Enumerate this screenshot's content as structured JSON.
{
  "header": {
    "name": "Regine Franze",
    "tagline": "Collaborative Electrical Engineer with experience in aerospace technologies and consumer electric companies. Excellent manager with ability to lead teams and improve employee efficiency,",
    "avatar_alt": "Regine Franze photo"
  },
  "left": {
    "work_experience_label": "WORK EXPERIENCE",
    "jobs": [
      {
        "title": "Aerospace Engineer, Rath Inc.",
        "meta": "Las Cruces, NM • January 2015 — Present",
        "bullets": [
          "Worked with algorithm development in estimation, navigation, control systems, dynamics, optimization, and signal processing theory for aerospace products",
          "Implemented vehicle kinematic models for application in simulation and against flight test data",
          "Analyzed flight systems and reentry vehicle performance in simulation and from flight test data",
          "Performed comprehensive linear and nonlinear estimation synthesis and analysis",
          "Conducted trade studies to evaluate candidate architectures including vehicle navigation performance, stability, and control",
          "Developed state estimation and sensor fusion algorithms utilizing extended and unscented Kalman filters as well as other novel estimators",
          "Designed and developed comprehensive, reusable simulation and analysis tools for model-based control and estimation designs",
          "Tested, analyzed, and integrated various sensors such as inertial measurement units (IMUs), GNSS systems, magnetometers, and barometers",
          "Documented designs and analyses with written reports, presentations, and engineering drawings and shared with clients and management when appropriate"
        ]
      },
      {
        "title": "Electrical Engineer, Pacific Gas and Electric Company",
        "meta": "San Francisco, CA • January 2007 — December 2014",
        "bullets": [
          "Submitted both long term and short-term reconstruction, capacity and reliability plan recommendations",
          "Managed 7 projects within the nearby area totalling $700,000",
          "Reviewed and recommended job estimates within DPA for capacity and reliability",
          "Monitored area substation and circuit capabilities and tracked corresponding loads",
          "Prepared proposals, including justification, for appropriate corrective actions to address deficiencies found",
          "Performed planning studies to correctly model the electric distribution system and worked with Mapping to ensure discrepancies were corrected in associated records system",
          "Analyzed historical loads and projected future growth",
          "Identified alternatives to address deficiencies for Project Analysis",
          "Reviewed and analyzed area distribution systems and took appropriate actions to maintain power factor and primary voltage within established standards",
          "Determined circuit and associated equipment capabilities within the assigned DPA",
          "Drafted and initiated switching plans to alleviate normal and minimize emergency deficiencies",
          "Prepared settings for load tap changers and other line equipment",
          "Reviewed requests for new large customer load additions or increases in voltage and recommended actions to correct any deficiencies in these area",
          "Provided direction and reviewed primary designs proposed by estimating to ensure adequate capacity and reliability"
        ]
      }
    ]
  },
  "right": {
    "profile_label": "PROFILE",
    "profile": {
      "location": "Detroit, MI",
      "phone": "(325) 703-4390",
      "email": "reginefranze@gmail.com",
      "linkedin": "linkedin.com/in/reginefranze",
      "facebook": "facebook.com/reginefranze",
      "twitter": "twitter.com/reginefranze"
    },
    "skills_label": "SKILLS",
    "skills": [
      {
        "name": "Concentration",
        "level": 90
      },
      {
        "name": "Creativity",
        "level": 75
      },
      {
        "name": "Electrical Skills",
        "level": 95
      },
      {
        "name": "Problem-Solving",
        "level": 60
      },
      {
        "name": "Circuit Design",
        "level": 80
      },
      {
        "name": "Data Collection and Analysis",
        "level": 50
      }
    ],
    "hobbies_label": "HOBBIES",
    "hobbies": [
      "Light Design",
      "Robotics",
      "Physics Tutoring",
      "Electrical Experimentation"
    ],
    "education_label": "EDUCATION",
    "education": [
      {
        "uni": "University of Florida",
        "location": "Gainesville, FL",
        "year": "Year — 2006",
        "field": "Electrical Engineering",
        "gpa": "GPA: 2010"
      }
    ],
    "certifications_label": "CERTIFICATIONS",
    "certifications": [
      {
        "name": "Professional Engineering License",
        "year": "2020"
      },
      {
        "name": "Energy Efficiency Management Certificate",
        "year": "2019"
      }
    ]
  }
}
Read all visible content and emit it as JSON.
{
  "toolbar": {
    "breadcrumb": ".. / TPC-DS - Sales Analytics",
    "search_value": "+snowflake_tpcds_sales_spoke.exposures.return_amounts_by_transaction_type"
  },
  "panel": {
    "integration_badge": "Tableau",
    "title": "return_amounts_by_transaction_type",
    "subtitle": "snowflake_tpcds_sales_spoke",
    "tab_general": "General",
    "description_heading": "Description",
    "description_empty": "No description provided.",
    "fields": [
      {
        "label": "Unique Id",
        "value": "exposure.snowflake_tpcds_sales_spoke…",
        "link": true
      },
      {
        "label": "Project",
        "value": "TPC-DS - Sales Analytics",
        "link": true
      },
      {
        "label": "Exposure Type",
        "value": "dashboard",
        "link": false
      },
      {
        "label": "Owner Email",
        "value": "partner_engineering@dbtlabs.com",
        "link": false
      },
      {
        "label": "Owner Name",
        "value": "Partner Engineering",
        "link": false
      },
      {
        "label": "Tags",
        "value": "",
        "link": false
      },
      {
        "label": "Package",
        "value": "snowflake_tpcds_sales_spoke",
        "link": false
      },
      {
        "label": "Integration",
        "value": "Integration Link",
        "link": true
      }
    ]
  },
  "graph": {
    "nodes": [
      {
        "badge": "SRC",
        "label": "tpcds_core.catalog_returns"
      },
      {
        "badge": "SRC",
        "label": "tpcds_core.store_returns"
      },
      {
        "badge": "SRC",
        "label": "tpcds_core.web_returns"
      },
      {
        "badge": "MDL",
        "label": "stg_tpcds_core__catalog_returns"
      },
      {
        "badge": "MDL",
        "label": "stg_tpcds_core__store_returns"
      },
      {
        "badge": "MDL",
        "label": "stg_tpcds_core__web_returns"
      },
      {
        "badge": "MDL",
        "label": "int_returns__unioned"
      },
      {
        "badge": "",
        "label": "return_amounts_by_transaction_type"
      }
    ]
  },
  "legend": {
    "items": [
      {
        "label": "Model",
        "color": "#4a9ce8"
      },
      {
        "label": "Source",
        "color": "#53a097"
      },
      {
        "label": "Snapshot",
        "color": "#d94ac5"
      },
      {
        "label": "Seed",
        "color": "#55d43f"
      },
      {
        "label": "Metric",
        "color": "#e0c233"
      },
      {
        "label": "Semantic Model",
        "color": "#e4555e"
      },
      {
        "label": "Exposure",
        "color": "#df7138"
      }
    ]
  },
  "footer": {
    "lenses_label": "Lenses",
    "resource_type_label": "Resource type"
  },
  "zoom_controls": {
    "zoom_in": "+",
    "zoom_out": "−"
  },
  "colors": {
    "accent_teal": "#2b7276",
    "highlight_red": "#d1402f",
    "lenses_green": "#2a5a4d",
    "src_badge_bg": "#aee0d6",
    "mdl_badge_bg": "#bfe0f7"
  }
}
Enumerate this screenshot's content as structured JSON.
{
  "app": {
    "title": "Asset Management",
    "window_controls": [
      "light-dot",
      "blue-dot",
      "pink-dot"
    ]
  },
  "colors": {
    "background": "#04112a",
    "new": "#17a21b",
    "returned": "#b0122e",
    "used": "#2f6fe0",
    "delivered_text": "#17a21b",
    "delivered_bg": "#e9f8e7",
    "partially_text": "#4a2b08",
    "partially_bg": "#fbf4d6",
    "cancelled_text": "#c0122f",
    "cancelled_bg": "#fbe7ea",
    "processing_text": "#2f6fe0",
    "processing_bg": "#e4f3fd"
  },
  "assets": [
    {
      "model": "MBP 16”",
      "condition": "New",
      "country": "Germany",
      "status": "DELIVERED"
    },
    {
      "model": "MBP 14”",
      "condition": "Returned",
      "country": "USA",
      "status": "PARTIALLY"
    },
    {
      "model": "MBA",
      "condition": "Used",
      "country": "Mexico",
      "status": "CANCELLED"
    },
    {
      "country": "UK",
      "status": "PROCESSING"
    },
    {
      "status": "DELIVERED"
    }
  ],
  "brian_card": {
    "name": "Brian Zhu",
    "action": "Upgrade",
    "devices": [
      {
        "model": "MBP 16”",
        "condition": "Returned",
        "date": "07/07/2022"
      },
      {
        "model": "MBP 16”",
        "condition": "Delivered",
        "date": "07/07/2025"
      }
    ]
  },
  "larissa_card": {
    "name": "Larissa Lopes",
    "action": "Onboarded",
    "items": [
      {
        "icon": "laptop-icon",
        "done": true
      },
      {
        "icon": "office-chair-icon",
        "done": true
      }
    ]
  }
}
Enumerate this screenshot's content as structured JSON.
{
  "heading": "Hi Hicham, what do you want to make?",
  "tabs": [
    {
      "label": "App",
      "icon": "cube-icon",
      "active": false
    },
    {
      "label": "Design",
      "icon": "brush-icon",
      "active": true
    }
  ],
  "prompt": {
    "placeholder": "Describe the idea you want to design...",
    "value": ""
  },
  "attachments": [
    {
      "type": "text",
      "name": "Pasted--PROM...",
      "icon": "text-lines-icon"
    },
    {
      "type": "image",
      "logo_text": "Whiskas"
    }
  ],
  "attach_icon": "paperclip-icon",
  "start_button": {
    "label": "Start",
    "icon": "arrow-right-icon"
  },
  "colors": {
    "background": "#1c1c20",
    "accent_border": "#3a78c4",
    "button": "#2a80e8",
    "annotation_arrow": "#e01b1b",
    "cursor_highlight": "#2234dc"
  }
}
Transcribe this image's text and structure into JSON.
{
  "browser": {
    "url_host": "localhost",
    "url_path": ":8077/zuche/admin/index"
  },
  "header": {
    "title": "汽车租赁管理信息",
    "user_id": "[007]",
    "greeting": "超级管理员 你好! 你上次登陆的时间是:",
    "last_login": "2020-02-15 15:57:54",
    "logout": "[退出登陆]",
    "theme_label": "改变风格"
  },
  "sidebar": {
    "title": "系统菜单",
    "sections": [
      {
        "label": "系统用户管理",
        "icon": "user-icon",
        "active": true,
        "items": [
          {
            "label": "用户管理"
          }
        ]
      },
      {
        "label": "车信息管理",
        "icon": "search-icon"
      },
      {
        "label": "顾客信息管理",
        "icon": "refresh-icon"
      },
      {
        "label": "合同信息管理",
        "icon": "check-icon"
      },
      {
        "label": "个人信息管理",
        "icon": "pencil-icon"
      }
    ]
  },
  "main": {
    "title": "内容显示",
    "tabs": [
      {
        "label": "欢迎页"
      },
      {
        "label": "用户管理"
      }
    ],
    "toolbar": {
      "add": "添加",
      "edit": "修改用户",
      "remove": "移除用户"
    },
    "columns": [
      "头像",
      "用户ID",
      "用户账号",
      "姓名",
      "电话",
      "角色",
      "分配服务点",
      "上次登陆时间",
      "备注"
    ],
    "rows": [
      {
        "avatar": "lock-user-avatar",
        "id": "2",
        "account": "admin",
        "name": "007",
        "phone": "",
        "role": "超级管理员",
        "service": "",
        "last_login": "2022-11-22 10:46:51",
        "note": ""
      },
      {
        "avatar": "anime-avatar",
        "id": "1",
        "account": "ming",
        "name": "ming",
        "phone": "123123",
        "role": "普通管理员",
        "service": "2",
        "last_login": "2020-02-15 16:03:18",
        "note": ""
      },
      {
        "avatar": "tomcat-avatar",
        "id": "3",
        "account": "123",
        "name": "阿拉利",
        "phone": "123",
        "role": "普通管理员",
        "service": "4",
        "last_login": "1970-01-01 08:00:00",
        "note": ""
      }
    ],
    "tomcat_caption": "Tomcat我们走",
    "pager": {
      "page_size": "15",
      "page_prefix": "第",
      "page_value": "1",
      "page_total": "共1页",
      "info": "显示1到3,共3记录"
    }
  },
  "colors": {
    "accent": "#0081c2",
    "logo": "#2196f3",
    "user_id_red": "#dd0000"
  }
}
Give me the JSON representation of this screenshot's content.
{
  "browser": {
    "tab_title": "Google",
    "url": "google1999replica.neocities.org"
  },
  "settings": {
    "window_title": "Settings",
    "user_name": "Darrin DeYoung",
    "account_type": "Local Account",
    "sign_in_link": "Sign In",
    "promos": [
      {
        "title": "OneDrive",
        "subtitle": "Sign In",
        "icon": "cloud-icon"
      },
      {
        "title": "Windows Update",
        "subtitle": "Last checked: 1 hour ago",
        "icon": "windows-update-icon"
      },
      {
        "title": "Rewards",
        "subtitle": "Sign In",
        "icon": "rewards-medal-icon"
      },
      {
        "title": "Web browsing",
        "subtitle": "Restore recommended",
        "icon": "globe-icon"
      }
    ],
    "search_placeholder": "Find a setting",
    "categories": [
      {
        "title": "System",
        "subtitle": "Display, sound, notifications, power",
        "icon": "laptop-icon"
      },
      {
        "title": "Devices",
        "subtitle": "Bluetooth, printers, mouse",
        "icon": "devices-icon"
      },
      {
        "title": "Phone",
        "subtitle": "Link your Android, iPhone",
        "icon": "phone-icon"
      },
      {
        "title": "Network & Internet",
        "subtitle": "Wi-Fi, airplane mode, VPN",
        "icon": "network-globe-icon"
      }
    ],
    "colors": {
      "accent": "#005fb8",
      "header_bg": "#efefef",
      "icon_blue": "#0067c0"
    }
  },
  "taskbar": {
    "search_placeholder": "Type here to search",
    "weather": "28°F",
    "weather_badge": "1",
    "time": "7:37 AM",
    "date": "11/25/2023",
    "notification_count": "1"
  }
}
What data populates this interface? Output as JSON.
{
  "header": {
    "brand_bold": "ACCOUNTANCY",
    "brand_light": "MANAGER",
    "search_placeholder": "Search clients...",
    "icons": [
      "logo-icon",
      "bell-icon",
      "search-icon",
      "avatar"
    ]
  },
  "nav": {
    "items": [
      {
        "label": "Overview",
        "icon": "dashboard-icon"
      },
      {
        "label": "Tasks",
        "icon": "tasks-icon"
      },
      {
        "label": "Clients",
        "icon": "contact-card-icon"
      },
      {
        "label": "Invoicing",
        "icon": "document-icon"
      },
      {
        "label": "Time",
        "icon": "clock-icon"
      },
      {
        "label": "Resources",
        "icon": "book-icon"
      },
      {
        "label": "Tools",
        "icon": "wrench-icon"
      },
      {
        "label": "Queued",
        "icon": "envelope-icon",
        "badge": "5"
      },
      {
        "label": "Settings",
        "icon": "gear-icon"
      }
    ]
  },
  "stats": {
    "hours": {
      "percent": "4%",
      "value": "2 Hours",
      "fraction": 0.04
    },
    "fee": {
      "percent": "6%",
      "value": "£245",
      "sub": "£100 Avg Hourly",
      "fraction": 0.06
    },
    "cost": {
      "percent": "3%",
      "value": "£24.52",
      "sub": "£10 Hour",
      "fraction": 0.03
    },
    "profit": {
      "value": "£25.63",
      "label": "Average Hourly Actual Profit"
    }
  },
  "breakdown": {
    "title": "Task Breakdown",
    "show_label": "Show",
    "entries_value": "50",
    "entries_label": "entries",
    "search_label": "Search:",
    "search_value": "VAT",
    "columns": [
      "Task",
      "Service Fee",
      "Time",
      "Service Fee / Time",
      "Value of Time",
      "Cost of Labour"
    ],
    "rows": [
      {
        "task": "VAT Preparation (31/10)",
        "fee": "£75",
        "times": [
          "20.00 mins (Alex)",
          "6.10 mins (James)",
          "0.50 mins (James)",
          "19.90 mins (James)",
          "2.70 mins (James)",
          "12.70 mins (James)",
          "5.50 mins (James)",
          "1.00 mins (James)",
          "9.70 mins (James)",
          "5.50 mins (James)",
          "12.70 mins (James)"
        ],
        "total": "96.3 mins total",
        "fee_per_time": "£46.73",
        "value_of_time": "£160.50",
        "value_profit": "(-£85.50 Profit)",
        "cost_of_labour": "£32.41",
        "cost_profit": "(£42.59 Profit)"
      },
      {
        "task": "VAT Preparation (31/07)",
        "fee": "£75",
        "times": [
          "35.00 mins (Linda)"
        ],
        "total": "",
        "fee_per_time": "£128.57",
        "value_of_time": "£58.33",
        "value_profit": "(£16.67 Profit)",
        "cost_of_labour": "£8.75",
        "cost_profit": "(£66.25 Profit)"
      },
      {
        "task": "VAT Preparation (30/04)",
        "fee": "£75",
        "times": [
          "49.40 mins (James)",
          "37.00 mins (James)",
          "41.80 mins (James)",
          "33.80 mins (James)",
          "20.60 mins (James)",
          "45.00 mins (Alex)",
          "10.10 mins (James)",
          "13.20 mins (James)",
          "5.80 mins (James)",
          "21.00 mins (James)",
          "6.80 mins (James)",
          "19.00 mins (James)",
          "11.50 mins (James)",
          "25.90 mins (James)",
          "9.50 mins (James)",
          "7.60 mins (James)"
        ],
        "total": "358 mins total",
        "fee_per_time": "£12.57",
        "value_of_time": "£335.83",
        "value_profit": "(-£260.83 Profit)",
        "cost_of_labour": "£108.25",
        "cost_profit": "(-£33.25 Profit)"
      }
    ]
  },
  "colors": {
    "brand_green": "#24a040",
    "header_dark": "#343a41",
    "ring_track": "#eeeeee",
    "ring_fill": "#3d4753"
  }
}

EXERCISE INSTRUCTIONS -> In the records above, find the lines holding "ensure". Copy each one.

YOUR RESPONSE ->
          "Performed planning studies to correctly model the electric distribution system and worked with Mapping to ensure discrepancies were corrected in associated records system",
          "Provided direction and reviewed primary designs proposed by estimating to ensure adequate capacity and reliability"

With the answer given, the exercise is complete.